Records from a data collection
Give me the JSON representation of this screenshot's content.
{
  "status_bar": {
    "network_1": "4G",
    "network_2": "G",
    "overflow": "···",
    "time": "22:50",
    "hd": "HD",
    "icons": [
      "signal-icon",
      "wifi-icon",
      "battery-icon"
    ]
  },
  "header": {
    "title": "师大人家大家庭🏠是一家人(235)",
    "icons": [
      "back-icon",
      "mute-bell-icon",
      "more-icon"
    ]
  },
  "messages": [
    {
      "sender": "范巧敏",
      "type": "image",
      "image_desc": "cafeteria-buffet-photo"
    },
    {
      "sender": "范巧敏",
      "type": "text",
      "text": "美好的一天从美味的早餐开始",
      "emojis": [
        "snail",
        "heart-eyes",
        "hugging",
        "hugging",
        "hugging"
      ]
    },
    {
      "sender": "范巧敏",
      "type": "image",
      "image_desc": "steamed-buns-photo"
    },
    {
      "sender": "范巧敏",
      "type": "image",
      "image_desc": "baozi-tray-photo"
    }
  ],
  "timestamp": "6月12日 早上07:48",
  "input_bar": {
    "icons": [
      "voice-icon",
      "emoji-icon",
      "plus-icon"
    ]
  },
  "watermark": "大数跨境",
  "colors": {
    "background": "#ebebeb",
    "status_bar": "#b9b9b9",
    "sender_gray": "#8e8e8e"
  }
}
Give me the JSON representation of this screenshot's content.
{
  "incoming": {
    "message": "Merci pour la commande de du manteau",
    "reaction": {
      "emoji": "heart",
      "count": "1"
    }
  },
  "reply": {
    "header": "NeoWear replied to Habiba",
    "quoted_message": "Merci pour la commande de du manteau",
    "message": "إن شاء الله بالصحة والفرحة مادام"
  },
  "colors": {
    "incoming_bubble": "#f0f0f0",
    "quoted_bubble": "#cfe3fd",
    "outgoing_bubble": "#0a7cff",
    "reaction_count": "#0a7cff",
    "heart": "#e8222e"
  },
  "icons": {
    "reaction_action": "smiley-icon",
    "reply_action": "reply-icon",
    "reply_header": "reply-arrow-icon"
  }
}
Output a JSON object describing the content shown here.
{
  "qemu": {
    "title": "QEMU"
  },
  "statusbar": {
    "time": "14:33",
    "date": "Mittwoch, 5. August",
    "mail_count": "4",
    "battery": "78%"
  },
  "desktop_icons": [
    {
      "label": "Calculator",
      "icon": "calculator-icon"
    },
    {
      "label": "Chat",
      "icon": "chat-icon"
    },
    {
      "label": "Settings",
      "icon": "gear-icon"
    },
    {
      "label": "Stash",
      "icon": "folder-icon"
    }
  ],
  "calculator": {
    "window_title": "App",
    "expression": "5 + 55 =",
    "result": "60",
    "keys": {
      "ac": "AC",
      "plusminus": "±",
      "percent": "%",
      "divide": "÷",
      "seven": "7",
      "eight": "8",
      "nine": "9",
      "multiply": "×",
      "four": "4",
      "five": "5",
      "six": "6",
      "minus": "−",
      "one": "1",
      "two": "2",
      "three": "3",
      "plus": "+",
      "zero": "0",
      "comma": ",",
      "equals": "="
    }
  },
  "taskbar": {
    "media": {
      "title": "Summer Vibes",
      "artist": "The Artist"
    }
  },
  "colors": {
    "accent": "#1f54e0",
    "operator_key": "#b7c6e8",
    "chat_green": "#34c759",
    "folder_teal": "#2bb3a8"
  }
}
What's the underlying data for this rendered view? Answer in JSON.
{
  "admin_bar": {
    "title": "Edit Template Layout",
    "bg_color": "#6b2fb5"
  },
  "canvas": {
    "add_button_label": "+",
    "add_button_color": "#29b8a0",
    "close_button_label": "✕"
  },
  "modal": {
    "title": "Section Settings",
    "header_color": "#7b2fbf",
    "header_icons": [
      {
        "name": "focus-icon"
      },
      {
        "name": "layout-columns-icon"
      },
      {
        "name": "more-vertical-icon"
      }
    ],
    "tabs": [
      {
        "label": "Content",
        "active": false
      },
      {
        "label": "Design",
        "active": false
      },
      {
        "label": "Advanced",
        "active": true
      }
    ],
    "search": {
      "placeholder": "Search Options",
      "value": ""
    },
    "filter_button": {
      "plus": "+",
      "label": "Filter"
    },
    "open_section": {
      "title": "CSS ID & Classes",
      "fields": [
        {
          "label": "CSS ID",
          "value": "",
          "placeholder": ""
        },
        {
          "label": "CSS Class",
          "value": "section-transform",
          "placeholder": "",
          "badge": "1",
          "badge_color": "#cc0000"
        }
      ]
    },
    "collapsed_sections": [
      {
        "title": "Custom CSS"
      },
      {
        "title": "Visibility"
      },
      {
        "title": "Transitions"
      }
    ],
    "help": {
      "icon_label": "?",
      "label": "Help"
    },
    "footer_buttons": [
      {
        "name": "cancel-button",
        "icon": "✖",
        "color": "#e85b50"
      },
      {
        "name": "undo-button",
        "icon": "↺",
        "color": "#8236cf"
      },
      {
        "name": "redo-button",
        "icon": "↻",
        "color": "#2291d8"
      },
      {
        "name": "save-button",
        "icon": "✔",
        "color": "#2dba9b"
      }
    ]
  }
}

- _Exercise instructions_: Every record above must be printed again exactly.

- _Task answer_:
Give me the JSON representation of this screenshot's content.
{
  "status_bar": {
    "network_1": "4G",
    "network_2": "G",
    "overflow": "···",
    "time": "22:50",
    "hd": "HD",
    "icons": [
      "signal-icon",
      "wifi-icon",
      "battery-icon"
    ]
  },
  "header": {
    "title": "师大人家大家庭🏠是一家人(235)",
    "icons": [
      "back-icon",
      "mute-bell-icon",
      "more-icon"
    ]
  },
  "messages": [
    {
      "sender": "范巧敏",
      "type": "image",
      "image_desc": "cafeteria-buffet-photo"
    },
    {
      "sender": "范巧敏",
      "type": "text",
      "text": "美好的一天从美味的早餐开始",
      "emojis": [
        "snail",
        "heart-eyes",
        "hugging",
        "hugging",
        "hugging"
      ]
    },
    {
      "sender": "范巧敏",
      "type": "image",
      "image_desc": "steamed-buns-photo"
    },
    {
      "sender": "范巧敏",
      "type": "image",
      "image_desc": "baozi-tray-photo"
    }
  ],
  "timestamp": "6月12日 早上07:48",
  "input_bar": {
    "icons": [
      "voice-icon",
      "emoji-icon",
      "plus-icon"
    ]
  },
  "watermark": "大数跨境",
  "colors": {
    "background": "#ebebeb",
    "status_bar": "#b9b9b9",
    "sender_gray": "#8e8e8e"
  }
}
Give me the JSON representation of this screenshot's content.
{
  "incoming": {
    "message": "Merci pour la commande de du manteau",
    "reaction": {
      "emoji": "heart",
      "count": "1"
    }
  },
  "reply": {
    "header": "NeoWear replied to Habiba",
    "quoted_message": "Merci pour la commande de du manteau",
    "message": "إن شاء الله بالصحة والفرحة مادام"
  },
  "colors": {
    "incoming_bubble": "#f0f0f0",
    "quoted_bubble": "#cfe3fd",
    "outgoing_bubble": "#0a7cff",
    "reaction_count": "#0a7cff",
    "heart": "#e8222e"
  },
  "icons": {
    "reaction_action": "smiley-icon",
    "reply_action": "reply-icon",
    "reply_header": "reply-arrow-icon"
  }
}
Output a JSON object describing the content shown here.
{
  "qemu": {
    "title": "QEMU"
  },
  "statusbar": {
    "time": "14:33",
    "date": "Mittwoch, 5. August",
    "mail_count": "4",
    "battery": "78%"
  },
  "desktop_icons": [
    {
      "label": "Calculator",
      "icon": "calculator-icon"
    },
    {
      "label": "Chat",
      "icon": "chat-icon"
    },
    {
      "label": "Settings",
      "icon": "gear-icon"
    },
    {
      "label": "Stash",
      "icon": "folder-icon"
    }
  ],
  "calculator": {
    "window_title": "App",
    "expression": "5 + 55 =",
    "result": "60",
    "keys": {
      "ac": "AC",
      "plusminus": "±",
      "percent": "%",
      "divide": "÷",
      "seven": "7",
      "eight": "8",
      "nine": "9",
      "multiply": "×",
      "four": "4",
      "five": "5",
      "six": "6",
      "minus": "−",
      "one": "1",
      "two": "2",
      "three": "3",
      "plus": "+",
      "zero": "0",
      "comma": ",",
      "equals": "="
    }
  },
  "taskbar": {
    "media": {
      "title": "Summer Vibes",
      "artist": "The Artist"
    }
  },
  "colors": {
    "accent": "#1f54e0",
    "operator_key": "#b7c6e8",
    "chat_green": "#34c759",
    "folder_teal": "#2bb3a8"
  }
}
What's the underlying data for this rendered view? Answer in JSON.
{
  "admin_bar": {
    "title": "Edit Template Layout",
    "bg_color": "#6b2fb5"
  },
  "canvas": {
    "add_button_label": "+",
    "add_button_color": "#29b8a0",
    "close_button_label": "✕"
  },
  "modal": {
    "title": "Section Settings",
    "header_color": "#7b2fbf",
    "header_icons": [
      {
        "name": "focus-icon"
      },
      {
        "name": "layout-columns-icon"
      },
      {
        "name": "more-vertical-icon"
      }
    ],
    "tabs": [
      {
        "label": "Content",
        "active": false
      },
      {
        "label": "Design",
        "active": false
      },
      {
        "label": "Advanced",
        "active": true
      }
    ],
    "search": {
      "placeholder": "Search Options",
      "value": ""
    },
    "filter_button": {
      "plus": "+",
      "label": "Filter"
    },
    "open_section": {
      "title": "CSS ID & Classes",
      "fields": [
        {
          "label": "CSS ID",
          "value": "",
          "placeholder": ""
        },
        {
          "label": "CSS Class",
          "value": "section-transform",
          "placeholder": "",
          "badge": "1",
          "badge_color": "#cc0000"
        }
      ]
    },
    "collapsed_sections": [
      {
        "title": "Custom CSS"
      },
      {
        "title": "Visibility"
      },
      {
        "title": "Transitions"
      }
    ],
    "help": {
      "icon_label": "?",
      "label": "Help"
    },
    "footer_buttons": [
      {
        "name": "cancel-button",
        "icon": "✖",
        "color": "#e85b50"
      },
      {
        "name": "undo-button",
        "icon": "↺",
        "color": "#8236cf"
      },
      {
        "name": "redo-button",
        "icon": "↻",
        "color": "#2291d8"
      },
      {
        "name": "save-button",
        "icon": "✔",
        "color": "#2dba9b"
      }
    ]
  }
}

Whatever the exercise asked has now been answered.